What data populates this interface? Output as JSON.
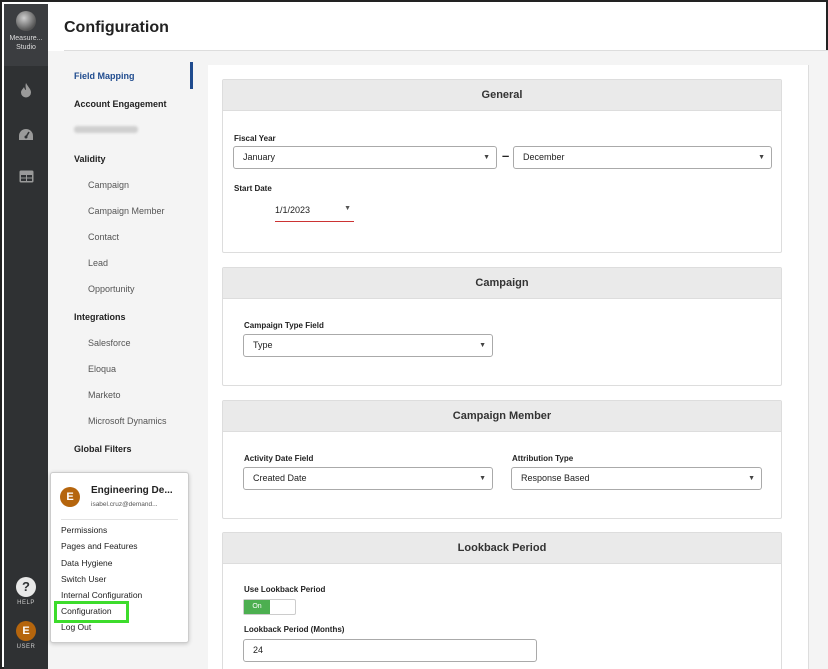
{
  "rail": {
    "logo_label": "Measure... Studio",
    "help_label": "HELP",
    "help_glyph": "?",
    "user_label": "USER",
    "user_initial": "E"
  },
  "header": {
    "title": "Configuration"
  },
  "nav": {
    "field_mapping": "Field Mapping",
    "account_engagement": "Account Engagement",
    "validity": "Validity",
    "validity_items": [
      "Campaign",
      "Campaign Member",
      "Contact",
      "Lead",
      "Opportunity"
    ],
    "integrations": "Integrations",
    "integration_items": [
      "Salesforce",
      "Eloqua",
      "Marketo",
      "Microsoft Dynamics"
    ],
    "global_filters": "Global Filters"
  },
  "general": {
    "title": "General",
    "fiscal_year_label": "Fiscal Year",
    "fiscal_start": "January",
    "fiscal_end": "December",
    "range_separator": "–",
    "start_date_label": "Start Date",
    "start_date": "1/1/2023"
  },
  "campaign": {
    "title": "Campaign",
    "type_field_label": "Campaign Type Field",
    "type_field_value": "Type"
  },
  "campaign_member": {
    "title": "Campaign Member",
    "activity_date_label": "Activity Date Field",
    "activity_date_value": "Created Date",
    "attribution_label": "Attribution Type",
    "attribution_value": "Response Based"
  },
  "lookback": {
    "title": "Lookback Period",
    "use_label": "Use Lookback Period",
    "toggle_text": "On",
    "months_label": "Lookback Period (Months)",
    "months_value": "24"
  },
  "user_menu": {
    "initial": "E",
    "name": "Engineering De...",
    "email": "isabel.cruz@demand...",
    "items": [
      "Permissions",
      "Pages and Features",
      "Data Hygiene",
      "Switch User",
      "Internal Configuration",
      "Configuration",
      "Log Out"
    ]
  },
  "colors": {
    "accent": "#1f4b8e",
    "highlight": "#3ddc2c",
    "avatar": "#b5650d",
    "toggle_on": "#4caf50"
  }
}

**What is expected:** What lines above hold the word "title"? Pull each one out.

**Finished exercise:**
    "title": "Configuration"
    "title": "General",
    "title": "Campaign",
    "title": "Campaign Member",
    "title": "Lookback Period",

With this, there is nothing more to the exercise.